In the early 1980s when I studied choreography with Dr. Alma Hawkins at Santa Monica Community College, The Courage to Create by Rollo May was on the reading list for the class. You may wonder: Why would there be a reading list for a dance class? Dr. Hawkins was interested in how the creative and imaginative processes work in order to support the choreographic process she had developed. When I read the words The Courage to Create, the title jumped out at me. That day, I found a copy in the library, checked it out, and read the book in a couple of sittings. I felt as if someone finally understood me, or maybe I finally understood myself.
One sentence in the book leaped out and grabbed my psyche and has stayed with me since. The following is my interpretation of what has carried me through the years: Trust that I have within me the ability to create what lives beneath the surface of every day’s reality, and in spite of, and because of the chaos and tension existing in the creative act, as long as I continue moving toward the vision, the image, the concept I am struggling to birth into this reality, I will not get lost in the great unknown, but bring forth what I am creating, and make meaning in the process.
Recently, I was the team leader on a collaborative project. Some of the people criticized my creative process and doubted that my method would produce a worthy and meaningful end result. Doubt is insidious and contagious. Beginning to doubt myself, I felt the need to read the book again. I yearned to reconnect with the solace I experienced when I first encountered May’s understanding of what it means to be an artist. I yearned to understand on an even deeper level my relationship to the imagination and the creative process. I purchased the book; I wanted it to be within easy reach so that I could refer to it during this challenging time. As I read the first chapter, I felt as if May was speaking directly to me—just like I felt when I first read The Courage to Create. But this time his words, his understanding, and his insights of what it means to create—what it means to be one who creates—resonated even more profoundly within me.
I read and I read. I admit I did not understand many passages of the book. May was a brilliant existential psychologist, and sometimes he speaks in a language that is beyond my understanding. I would read those passages two or three times, and then move on. When I arrived at the final pages and ready to abandon all hope that I would find what I was searching for, there it was:
Imagination is casting off mooring ropes, taking one’s chances that there will be new mooring posts in the vastness ahead.
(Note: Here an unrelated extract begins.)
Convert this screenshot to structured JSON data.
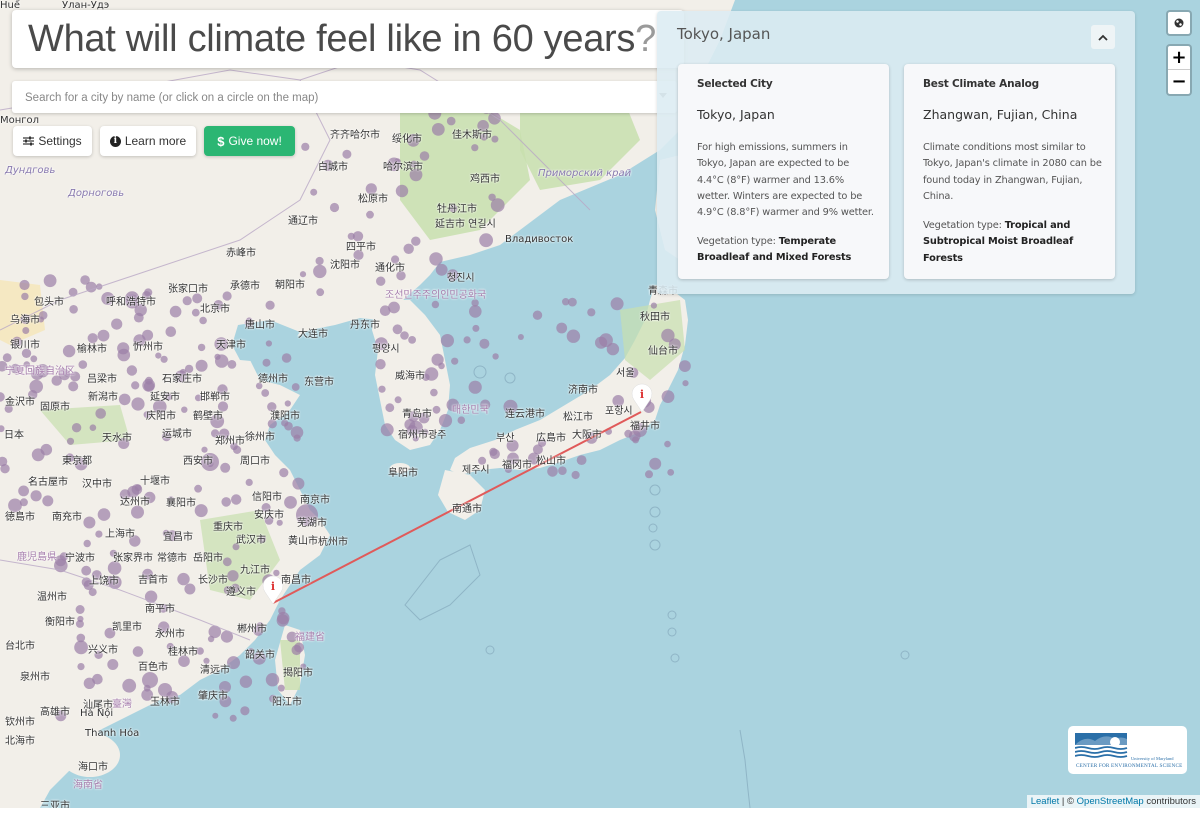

The courage to create, the courage to sustain the work of creating, the courage to make meaning out of chaos and from the unknown is the artist’s journey and for each one of us who lives on this earth. Rollo May has given us a gift in this one-hundred-forty-page book. His wisdom and compassion and knowing shines a light on the path of the imagination and creativity. The Courage to Create is the kind of book we can turn to when we need assurance, or encouragement so we may continue our journey as creative people, as artists. It is the kind of book that soothes the disappointments of rejection by publishers or society. For the artist, The Courage to Create validates our existence and helps us understand who and what we are. I believe it took May courage to write this book. It takes courage to read this book.
Can you define “self-edit”? It’s an interesting phrase and I’d like to know what you mean. And that’s a great quote from Beckett. There is something profoundly meaningful in that we must go on.
We who are artists and authors and poets and love the written and spoken word know what it feels like to have our creative process questioned and your essay gives us the courage to create.
Thank you for you encouraging comment. I admire how you wove the title of the book into the ending. To me this shows that you are a poet.
The courage to self-edit is another step in the creative process. You say Rollo May was an existential psychologist. To me that means we only learn by doing and sometimes failing, but not quitting. If we don’t try, we won’t know. Beckett’s “I can’t go on, I must.”
Thanks for the encouraging words, Ken. You know, I thought of you as I was writing about the courage to create. Not that you are one of the people I mention in the essay, but in how you stepped into the role of writer, even when you questioned whether you could be one or not. I’m so glad that you are going to write Caela and Kendar. I’ve always liked them. I have marveled at the richness of your imagination. Yes, please read the book. I sense it will resonate with you.
Great review, makes me want to get the book. I just got my library card today, so I’ll see if I can look it up but I may well buy it. Sounds like something that would be of benefit to me, as our past collaborations were.
I’m getting to the writing part now of the Caela and Kendar saga. No time limits. I’m just going to see where the writing takes me, and I am very curious not only about their story, but about this book that you have reviewed so well. It will definitely be on my list.